───── Material for this task

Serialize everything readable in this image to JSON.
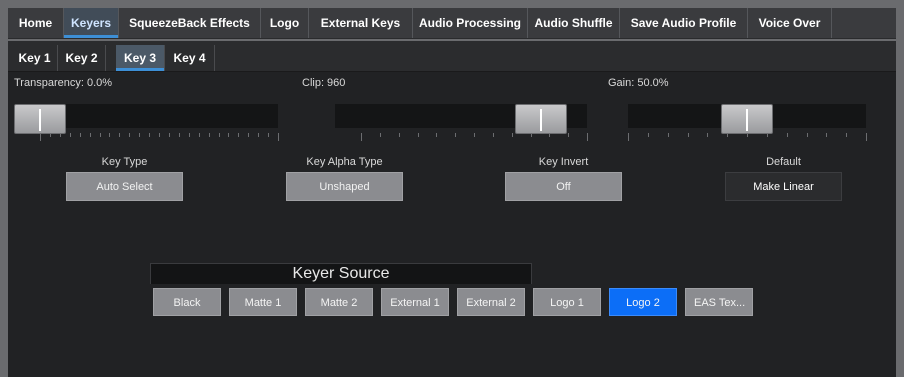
{
  "top_tabs": [
    {
      "label": "Home",
      "active": false
    },
    {
      "label": "Keyers",
      "active": true
    },
    {
      "label": "SqueezeBack Effects",
      "active": false
    },
    {
      "label": "Logo",
      "active": false
    },
    {
      "label": "External Keys",
      "active": false
    },
    {
      "label": "Audio Processing",
      "active": false
    },
    {
      "label": "Audio Shuffle",
      "active": false
    },
    {
      "label": "Save Audio Profile",
      "active": false
    },
    {
      "label": "Voice Over",
      "active": false
    }
  ],
  "key_tabs": [
    {
      "label": "Key 1",
      "active": false
    },
    {
      "label": "Key 2",
      "active": false
    },
    {
      "label": "Key 3",
      "active": true
    },
    {
      "label": "Key 4",
      "active": false
    }
  ],
  "sliders": {
    "transparency": {
      "label": "Transparency: 0.0%",
      "value": 0.0,
      "fraction": 0.0
    },
    "clip": {
      "label": "Clip: 960",
      "value": 960,
      "fraction": 0.9
    },
    "gain": {
      "label": "Gain: 50.0%",
      "value": 50.0,
      "fraction": 0.5
    }
  },
  "options": {
    "key_type": {
      "label": "Key Type",
      "value": "Auto Select"
    },
    "key_alpha_type": {
      "label": "Key Alpha Type",
      "value": "Unshaped"
    },
    "key_invert": {
      "label": "Key Invert",
      "value": "Off"
    },
    "default": {
      "label": "Default",
      "value": "Make Linear"
    }
  },
  "keyer_source": {
    "title": "Keyer Source",
    "selected": "Logo 2",
    "buttons": [
      "Black",
      "Matte 1",
      "Matte 2",
      "External 1",
      "External 2",
      "Logo 1",
      "Logo 2",
      "EAS Tex..."
    ]
  },
  "colors": {
    "accent": "#3d8fd6",
    "selected": "#0c6ef7",
    "button": "#8b8c90",
    "panel": "#212224"
  }
}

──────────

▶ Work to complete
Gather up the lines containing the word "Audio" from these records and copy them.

▶ Answer to the exercise
      "label": "Audio Processing",
      "label": "Audio Shuffle",
      "label": "Save Audio Profile",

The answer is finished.